The data that follows should be copied out exactly.

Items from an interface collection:
+ + + + +
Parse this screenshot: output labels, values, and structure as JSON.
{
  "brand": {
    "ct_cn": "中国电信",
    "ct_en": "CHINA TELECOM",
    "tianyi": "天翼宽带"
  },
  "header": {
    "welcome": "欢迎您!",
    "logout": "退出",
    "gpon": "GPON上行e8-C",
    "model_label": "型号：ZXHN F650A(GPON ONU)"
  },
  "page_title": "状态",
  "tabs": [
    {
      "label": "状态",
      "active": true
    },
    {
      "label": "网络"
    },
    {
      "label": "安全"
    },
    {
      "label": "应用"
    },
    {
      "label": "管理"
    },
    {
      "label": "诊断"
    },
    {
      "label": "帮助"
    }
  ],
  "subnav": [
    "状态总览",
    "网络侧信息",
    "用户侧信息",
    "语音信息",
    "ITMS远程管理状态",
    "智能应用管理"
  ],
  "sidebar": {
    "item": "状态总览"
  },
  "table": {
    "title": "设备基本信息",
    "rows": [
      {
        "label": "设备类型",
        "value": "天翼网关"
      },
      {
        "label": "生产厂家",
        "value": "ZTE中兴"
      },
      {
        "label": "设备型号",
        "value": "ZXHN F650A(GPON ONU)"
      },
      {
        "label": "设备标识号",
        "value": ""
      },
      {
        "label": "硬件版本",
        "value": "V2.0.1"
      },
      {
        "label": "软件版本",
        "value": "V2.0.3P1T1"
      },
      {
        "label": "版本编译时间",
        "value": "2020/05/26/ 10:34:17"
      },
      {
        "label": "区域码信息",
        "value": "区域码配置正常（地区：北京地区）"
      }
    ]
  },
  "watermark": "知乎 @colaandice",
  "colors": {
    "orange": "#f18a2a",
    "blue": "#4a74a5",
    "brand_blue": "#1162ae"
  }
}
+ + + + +
Output for this task ->
Parse this screenshot: output labels, values, and structure as JSON.
{
  "brand": {
    "ct_cn": "中国电信",
    "ct_en": "CHINA TELECOM",
    "tianyi": "天翼宽带"
  },
  "header": {
    "welcome": "欢迎您!",
    "logout": "退出",
    "gpon": "GPON上行e8-C",
    "model_label": "型号：ZXHN F650A(GPON ONU)"
  },
  "page_title": "状态",
  "tabs": [
    {
      "label": "状态",
      "active": true
    },
    {
      "label": "网络"
    },
    {
      "label": "安全"
    },
    {
      "label": "应用"
    },
    {
      "label": "管理"
    },
    {
      "label": "诊断"
    },
    {
      "label": "帮助"
    }
  ],
  "subnav": [
    "状态总览",
    "网络侧信息",
    "用户侧信息",
    "语音信息",
    "ITMS远程管理状态",
    "智能应用管理"
  ],
  "sidebar": {
    "item": "状态总览"
  },
  "table": {
    "title": "设备基本信息",
    "rows": [
      {
        "label": "设备类型",
        "value": "天翼网关"
      },
      {
        "label": "生产厂家",
        "value": "ZTE中兴"
      },
      {
        "label": "设备型号",
        "value": "ZXHN F650A(GPON ONU)"
      },
      {
        "label": "设备标识号",
        "value": ""
      },
      {
        "label": "硬件版本",
        "value": "V2.0.1"
      },
      {
        "label": "软件版本",
        "value": "V2.0.3P1T1"
      },
      {
        "label": "版本编译时间",
        "value": "2020/05/26/ 10:34:17"
      },
      {
        "label": "区域码信息",
        "value": "区域码配置正常（地区：北京地区）"
      }
    ]
  },
  "watermark": "知乎 @colaandice",
  "colors": {
    "orange": "#f18a2a",
    "blue": "#4a74a5",
    "brand_blue": "#1162ae"
  }
}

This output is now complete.